A drive down the narrow muddy lanes west of Stevenage and Hitchin was entertaining to say the least hairy as there seemed to be a car rally going on. As a result, I did not have an opportunity to stop for a scan, so I carried on. I had hoped to see one or two Red Kite, as well as Buzzard, and there is usually a Little Owl or two as well.
I eventually ended up at a site where Raven can be seen. As I arrived, one was seeing off a Buzzard before returning to the tree, where it spent the next ten minutes calling.


A nice sunny Saturday was forecast, and not having been out for nearly a month, we decided to hit Norfolk again. This time we might even get to see the sea.
After a very early start we arrived at Thornham around eight AM. Over the last few weeks, this has been a favoured spot for the Snow Goose that spends it's time with the Pink Feet that winter around here. I was a bit unsure as to wether it was still around, as the last sighting had been a week or so back, and there were no geese on view when we were there. A few Grey Partridge foiled my 500mm lens with a 2x converter. (I have fitted a Katz Eye screen to my D2x and it seems to struggle a bit at f8).
We then spent a few hours at Titchwell. It was difficult getting out of the car park though, as one of the Robins decided to use my scope as a perch and would not go until it had eaten part of my sandwich, eventually sitting on my hand and wolfing the last bit down.

High tide was imminent, and the lagoons and marsh were rather full, so there were few places for gulls and waders to loaf. A now rare Ruddy Duck was nice to see, and Avocet and Godwit numbers were starting to build, but duck and geese numbers seemed to be a bit low. We hung around the dunes for a bit, and several Linnet went over, as did four of the hoped for Twite-another species getting hard to see on the coast.
Sea watching was a bit difficult due to the onshore breeze and swell, but several large (~2000 in total) groups of Common Scoter held a few Velvet. Mergansers, and a couple of Red Throated Diver were the only other things of note.
On the way back we bumped into Ray Tipper who was watching a young Common Seal-it had been present for a couple of days.

The feeders held the usual assortment of finches an tits. The Mealy Redpoll was still around but we did not see it. A Dunnock posed for us though.

Salthouse at noon was cold and windy.
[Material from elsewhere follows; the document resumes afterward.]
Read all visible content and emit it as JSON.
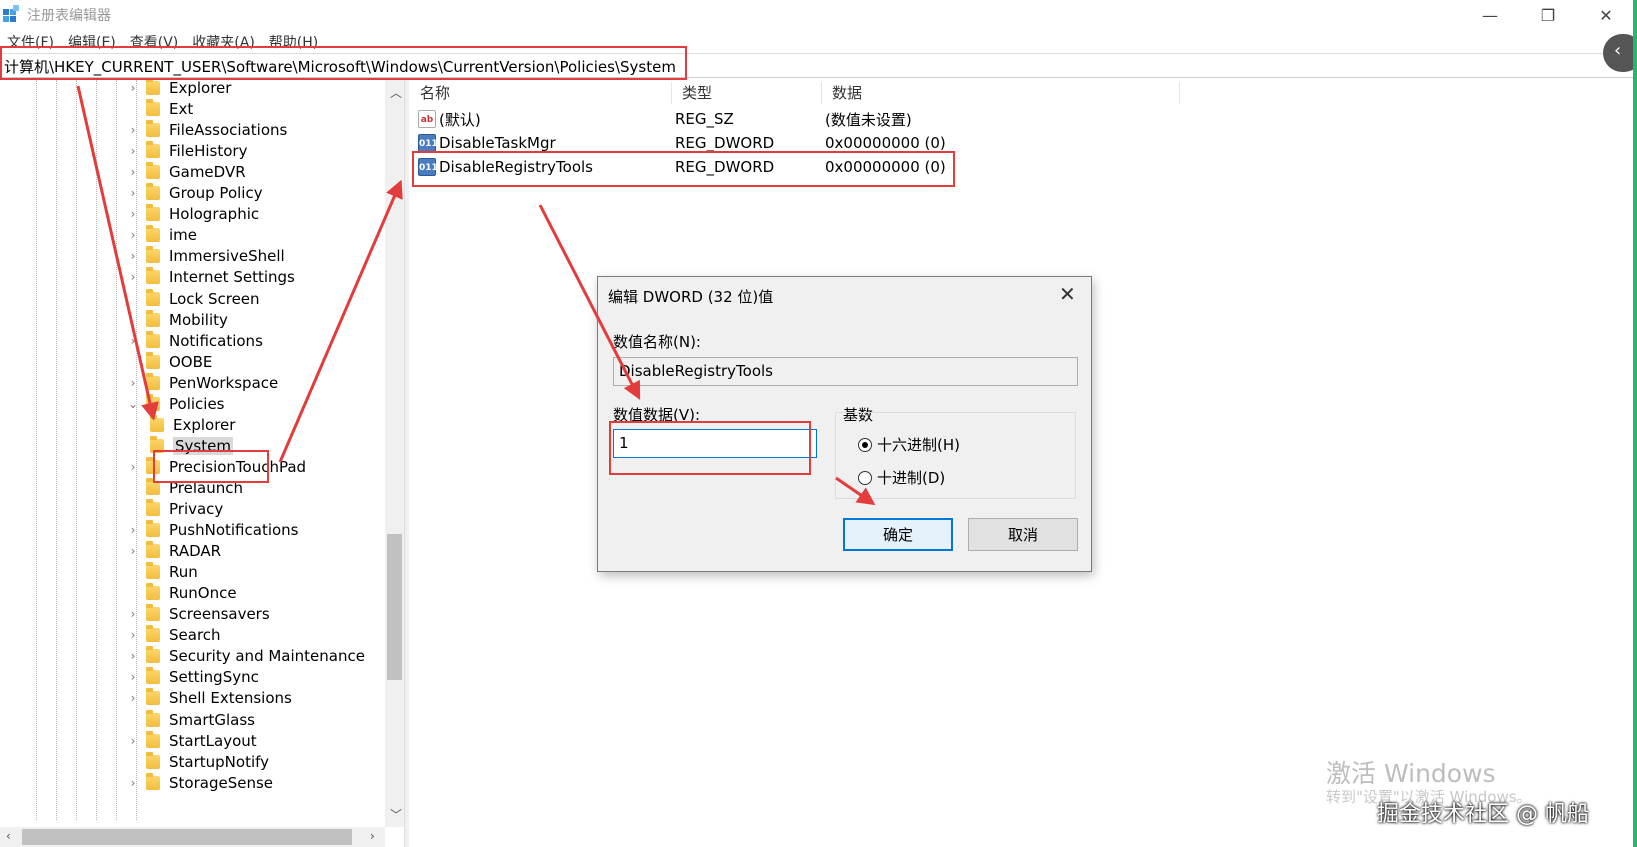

However the Snow Bunting flock was very obliging-apart from one family oblivious to them and our shouting who flushed them just as they were approaching our set up cameras. We did manage to get a large number of good images though, and the Turnstone flock were entertaining.

Sherringham has a first winter Glaucous Gull at the moment. I did not know how hard it would be to locate, assuming it was ranging up and down the beach. Actually, it flew over just after I got out of the car, and remained on view continuously from the promenade. To put it mildly, the views were fantastic, especially when it flew past at eye level only a few feet away.
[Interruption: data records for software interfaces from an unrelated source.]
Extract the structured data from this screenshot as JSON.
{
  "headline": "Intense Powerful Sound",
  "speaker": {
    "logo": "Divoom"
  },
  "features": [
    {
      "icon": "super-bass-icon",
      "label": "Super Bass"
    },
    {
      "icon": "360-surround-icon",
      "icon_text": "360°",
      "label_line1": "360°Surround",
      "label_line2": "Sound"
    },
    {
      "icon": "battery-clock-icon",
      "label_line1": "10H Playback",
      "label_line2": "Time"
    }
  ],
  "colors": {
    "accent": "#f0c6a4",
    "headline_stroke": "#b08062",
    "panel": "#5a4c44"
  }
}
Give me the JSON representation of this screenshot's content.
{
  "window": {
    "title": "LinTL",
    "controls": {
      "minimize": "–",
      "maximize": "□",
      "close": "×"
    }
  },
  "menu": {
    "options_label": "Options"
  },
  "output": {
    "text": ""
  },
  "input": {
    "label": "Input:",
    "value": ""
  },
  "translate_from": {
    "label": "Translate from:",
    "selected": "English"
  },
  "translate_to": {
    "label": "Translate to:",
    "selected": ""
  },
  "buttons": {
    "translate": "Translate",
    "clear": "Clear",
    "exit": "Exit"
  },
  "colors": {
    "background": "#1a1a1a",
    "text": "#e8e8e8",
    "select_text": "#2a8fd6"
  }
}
Norwich was a disappointment. One of the few places to host Waxwing this winter, the five birds had been seen earlier in the day but had gone missing by the time we arrived. We decided to head to Haddiscoe Bridge, as did a group from Luton to try for raptors.
When we arrived, we heard that the Rough Legged Buzzard had just been seen, but had drifted north, so we all decided to go to the watchpoint overlooking Chedgrave Marshes. We got a bit lost, and soon realised that the track through the reeds was not a good spot. I did see the Rough Leg hovering and managed to get everyone on it. After a while we decided to explore and soon found the observing mound.
Over the course of the next two hours, until the Sun started to get rather low, we managed to see a minimum of four Short Eared Owls. two Barn Owls, several Marsh Harriers, and a very distant perched Rough Leg. The big surprise though was how many Chinese Water Deer were visible-at least a dozen may have been seen and out in the open, not lurking in the reeds as expected.